[Task data]
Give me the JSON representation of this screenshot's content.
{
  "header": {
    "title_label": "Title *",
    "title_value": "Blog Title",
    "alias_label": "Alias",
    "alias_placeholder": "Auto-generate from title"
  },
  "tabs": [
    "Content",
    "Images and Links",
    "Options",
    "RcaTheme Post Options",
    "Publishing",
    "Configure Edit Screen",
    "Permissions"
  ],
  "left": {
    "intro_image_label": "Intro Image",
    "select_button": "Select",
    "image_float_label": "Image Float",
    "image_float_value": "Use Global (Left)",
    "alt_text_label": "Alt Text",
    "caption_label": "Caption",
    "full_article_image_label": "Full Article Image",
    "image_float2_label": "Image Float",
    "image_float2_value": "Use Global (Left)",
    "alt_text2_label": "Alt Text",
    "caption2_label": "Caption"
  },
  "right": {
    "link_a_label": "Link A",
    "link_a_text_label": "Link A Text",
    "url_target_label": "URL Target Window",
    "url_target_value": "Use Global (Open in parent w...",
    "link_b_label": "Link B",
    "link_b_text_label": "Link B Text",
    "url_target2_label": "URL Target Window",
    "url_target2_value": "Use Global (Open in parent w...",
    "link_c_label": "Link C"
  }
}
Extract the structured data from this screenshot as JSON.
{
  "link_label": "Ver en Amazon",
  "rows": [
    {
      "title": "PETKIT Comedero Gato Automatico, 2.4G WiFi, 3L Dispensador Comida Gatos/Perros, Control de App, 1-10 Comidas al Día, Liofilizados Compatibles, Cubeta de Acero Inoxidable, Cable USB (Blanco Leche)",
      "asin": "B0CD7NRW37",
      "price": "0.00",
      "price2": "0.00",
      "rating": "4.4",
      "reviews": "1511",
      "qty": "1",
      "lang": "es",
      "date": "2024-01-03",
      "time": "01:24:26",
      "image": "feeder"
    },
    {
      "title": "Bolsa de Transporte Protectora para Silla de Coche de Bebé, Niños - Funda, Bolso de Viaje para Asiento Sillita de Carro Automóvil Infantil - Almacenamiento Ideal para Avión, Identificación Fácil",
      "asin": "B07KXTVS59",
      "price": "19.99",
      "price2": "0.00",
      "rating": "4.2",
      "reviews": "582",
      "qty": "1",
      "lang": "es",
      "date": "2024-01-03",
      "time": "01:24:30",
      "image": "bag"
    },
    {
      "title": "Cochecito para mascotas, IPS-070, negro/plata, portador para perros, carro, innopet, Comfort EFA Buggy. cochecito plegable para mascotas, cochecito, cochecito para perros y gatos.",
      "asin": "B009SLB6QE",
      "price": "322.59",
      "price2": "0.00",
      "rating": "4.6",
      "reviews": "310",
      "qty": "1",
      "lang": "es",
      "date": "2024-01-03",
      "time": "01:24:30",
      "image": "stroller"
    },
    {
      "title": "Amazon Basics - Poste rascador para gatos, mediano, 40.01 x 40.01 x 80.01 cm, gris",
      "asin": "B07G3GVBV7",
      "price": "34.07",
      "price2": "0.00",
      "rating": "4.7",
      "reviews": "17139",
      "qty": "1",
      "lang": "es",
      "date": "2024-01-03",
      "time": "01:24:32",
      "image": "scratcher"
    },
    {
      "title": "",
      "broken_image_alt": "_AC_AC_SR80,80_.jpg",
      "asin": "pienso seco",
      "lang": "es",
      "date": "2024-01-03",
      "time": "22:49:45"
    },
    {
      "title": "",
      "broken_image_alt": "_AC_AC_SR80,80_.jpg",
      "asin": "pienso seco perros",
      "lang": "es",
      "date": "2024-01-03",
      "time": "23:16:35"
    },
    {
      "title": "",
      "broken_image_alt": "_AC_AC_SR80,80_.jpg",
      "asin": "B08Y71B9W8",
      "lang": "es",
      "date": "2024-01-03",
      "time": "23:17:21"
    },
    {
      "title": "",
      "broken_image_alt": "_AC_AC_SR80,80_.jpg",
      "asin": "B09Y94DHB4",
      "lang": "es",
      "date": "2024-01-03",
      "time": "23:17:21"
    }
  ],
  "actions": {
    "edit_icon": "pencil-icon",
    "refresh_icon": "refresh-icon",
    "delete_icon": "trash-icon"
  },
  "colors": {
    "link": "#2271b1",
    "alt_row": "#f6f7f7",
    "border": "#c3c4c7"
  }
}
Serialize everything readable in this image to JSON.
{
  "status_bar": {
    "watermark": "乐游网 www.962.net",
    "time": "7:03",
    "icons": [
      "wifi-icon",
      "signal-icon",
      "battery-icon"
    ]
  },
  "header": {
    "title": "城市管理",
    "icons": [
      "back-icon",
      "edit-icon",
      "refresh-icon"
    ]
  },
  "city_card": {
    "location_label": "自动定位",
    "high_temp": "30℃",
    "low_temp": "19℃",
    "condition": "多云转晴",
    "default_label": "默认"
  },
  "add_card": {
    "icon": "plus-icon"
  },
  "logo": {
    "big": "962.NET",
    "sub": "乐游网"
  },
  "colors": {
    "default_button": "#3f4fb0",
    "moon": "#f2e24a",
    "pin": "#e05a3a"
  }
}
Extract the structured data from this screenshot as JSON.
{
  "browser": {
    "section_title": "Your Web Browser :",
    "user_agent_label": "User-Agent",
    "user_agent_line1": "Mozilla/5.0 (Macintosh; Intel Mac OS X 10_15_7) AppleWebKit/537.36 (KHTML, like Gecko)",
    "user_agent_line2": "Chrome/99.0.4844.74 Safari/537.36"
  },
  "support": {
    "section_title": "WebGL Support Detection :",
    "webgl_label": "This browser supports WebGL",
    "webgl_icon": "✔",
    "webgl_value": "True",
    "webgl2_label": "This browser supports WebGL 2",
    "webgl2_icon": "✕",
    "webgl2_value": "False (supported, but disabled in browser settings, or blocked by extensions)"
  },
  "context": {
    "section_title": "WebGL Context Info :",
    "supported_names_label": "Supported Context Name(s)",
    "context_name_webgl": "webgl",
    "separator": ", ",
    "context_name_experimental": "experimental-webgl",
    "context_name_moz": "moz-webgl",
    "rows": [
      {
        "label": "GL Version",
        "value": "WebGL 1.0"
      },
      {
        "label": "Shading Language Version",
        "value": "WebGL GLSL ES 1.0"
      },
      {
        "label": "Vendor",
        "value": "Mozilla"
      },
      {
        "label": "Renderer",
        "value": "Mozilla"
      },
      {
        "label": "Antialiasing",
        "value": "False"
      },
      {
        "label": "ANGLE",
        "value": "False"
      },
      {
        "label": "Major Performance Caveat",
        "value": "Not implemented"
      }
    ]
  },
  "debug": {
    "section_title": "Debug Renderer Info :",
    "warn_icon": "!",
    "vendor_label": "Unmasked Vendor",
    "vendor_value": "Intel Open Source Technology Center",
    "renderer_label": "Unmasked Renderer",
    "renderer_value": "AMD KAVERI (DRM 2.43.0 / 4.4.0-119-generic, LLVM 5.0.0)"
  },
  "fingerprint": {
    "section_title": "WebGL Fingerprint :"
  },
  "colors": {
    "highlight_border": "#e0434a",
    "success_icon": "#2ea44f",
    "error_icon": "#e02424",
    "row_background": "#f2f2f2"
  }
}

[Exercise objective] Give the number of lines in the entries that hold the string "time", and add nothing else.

[Result of the exercise] 9